[INSTRUCTIONS TO FOLLOW] If a line in the data below holds the word "screenshot", copy it.

[INFORMATION SUPPLIED]

════════════════════

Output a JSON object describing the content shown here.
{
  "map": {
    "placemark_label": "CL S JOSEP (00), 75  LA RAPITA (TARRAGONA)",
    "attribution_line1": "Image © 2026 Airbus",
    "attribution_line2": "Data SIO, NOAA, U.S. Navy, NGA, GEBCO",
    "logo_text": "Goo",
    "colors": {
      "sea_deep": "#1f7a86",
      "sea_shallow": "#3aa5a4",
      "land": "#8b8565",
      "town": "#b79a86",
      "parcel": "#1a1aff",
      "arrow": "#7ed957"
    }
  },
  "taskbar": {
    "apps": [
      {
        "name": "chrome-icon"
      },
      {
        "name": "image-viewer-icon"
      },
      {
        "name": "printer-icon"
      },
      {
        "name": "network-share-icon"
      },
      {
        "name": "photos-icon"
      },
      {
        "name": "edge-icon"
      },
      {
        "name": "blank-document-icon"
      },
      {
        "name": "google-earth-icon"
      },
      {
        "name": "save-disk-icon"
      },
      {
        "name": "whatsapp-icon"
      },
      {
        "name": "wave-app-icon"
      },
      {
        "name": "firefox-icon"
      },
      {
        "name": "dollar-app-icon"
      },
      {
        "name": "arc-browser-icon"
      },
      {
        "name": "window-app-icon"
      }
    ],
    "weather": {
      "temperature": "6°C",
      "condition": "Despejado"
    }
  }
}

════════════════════

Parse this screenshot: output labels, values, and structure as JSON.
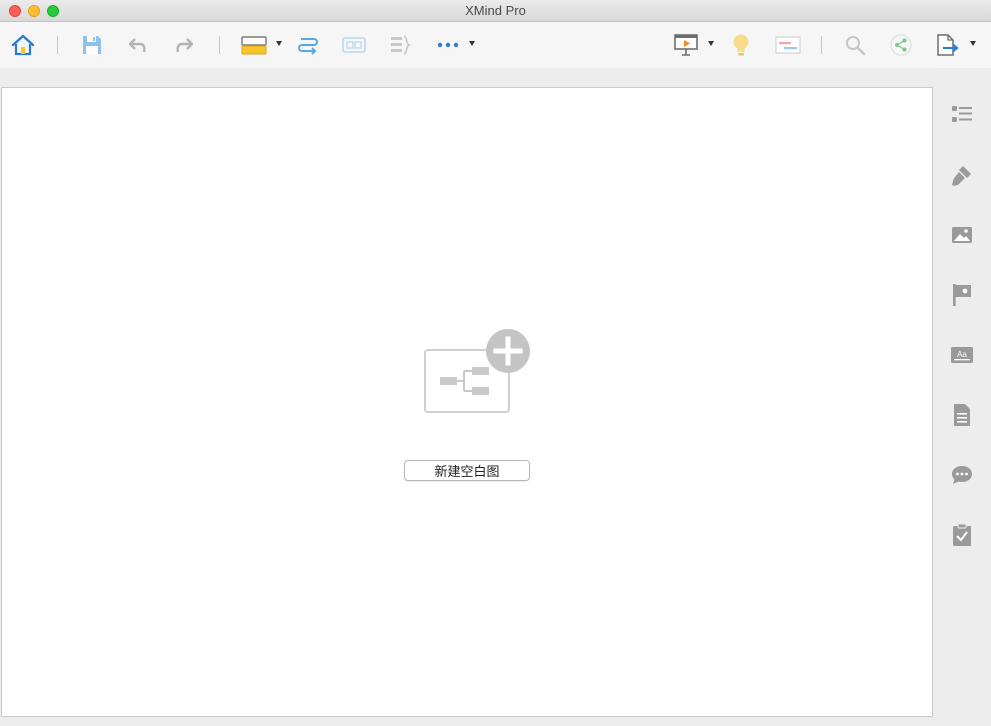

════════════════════

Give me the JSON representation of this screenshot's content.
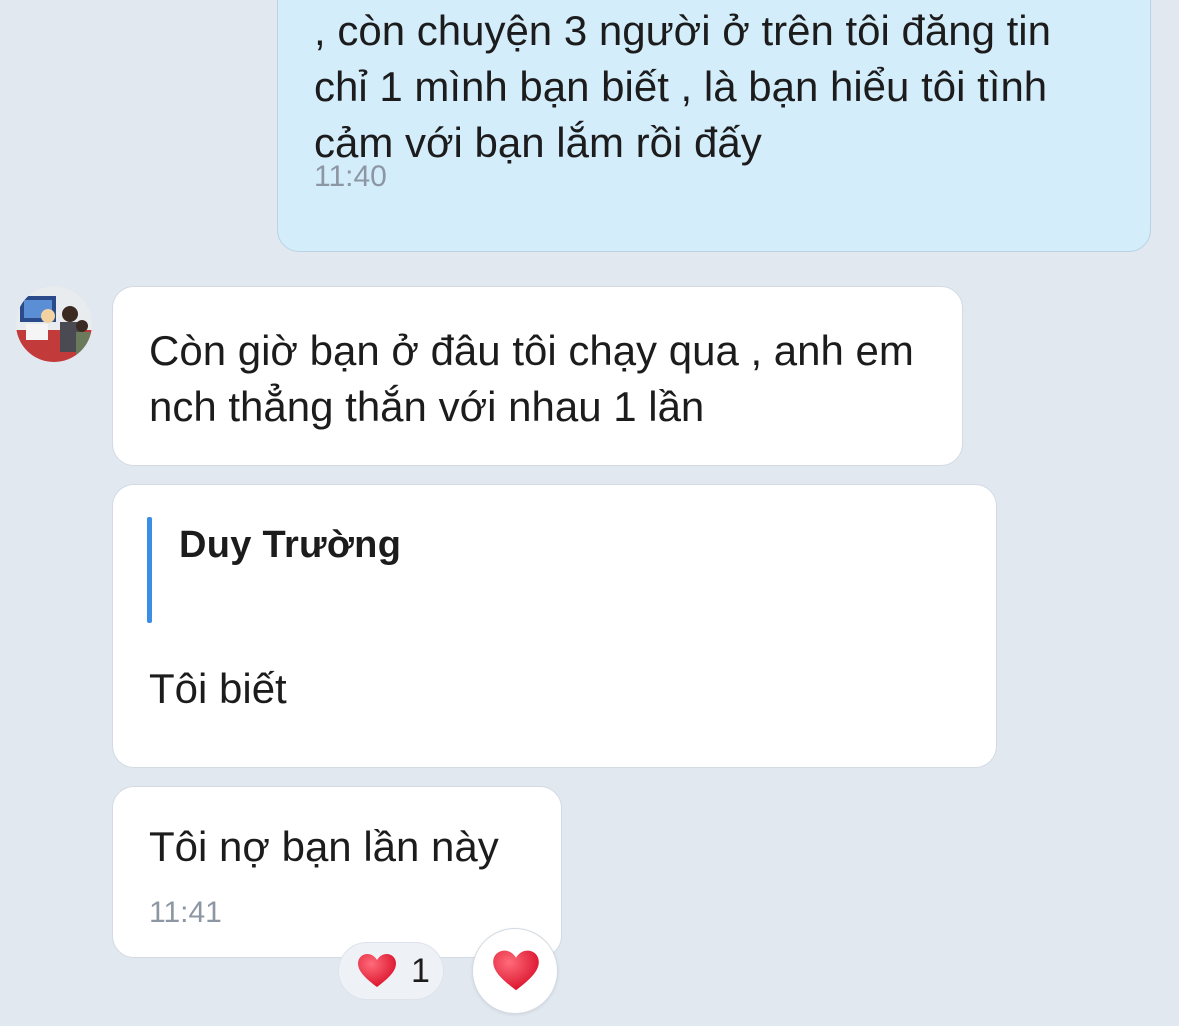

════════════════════

[THE ANSWER]
Parse this screenshot: output labels, values, and structure as JSON.
Give me the JSON representation of this screenshot's content.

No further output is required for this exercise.